▸ **What is needed**
Look for the string "stýring" in the data below, and copy each line that holds it.

(Dataset rows describing interfaces)
++++++++++

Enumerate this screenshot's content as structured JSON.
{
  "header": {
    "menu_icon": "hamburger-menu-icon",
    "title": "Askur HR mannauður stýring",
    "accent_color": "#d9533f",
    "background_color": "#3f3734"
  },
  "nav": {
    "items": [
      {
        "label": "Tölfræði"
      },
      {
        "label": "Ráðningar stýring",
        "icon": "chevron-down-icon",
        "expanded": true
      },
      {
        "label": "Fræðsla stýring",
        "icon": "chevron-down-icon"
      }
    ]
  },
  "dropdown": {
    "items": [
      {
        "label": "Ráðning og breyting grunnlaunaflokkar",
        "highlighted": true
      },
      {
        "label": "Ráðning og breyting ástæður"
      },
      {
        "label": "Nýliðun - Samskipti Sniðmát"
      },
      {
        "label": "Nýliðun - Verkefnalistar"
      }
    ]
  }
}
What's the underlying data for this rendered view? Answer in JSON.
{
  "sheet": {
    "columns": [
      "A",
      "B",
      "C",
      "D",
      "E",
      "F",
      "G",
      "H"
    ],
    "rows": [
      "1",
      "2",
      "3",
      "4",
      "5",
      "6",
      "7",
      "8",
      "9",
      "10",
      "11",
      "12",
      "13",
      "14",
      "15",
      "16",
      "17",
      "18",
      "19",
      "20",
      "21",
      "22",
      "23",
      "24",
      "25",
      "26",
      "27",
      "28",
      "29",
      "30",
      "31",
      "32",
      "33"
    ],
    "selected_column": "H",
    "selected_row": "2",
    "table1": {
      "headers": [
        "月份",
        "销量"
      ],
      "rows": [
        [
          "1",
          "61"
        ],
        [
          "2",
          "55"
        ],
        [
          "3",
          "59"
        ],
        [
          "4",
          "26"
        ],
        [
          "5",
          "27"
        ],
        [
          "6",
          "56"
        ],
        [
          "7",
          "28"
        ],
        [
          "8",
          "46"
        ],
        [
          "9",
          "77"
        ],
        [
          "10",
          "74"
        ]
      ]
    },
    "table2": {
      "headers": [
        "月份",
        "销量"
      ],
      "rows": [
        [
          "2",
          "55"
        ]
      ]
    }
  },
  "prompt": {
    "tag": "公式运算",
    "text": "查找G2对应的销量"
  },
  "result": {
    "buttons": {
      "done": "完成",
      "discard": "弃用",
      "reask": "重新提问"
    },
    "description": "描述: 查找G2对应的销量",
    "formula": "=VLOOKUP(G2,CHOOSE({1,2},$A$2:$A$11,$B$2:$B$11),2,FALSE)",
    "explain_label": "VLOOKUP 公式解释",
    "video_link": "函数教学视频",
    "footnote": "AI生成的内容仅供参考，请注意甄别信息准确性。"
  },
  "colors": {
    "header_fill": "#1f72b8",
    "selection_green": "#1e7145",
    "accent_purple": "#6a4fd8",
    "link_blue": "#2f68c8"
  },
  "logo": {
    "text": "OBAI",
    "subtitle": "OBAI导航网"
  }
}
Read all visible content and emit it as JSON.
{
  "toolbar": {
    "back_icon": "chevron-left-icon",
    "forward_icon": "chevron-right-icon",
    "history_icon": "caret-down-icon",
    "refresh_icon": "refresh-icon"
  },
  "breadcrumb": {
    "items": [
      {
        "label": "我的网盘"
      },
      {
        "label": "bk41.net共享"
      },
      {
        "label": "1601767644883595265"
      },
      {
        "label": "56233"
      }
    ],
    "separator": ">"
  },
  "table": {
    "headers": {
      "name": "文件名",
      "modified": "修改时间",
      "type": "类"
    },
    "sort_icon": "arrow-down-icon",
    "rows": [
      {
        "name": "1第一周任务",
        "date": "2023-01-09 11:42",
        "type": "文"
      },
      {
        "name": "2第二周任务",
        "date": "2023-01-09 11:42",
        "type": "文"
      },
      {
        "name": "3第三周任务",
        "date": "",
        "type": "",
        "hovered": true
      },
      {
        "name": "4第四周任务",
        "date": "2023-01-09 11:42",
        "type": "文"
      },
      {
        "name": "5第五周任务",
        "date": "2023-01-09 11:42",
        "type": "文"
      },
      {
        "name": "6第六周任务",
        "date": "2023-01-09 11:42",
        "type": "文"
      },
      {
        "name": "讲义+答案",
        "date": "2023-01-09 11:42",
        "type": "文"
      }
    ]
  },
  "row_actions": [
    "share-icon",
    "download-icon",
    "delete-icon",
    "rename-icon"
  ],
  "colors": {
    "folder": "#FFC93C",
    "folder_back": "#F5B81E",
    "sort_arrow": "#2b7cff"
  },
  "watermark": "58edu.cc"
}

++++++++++

▸ **The answer**
    "title": "Askur HR mannauður stýring",
        "label": "Ráðningar stýring",
        "label": "Fræðsla stýring",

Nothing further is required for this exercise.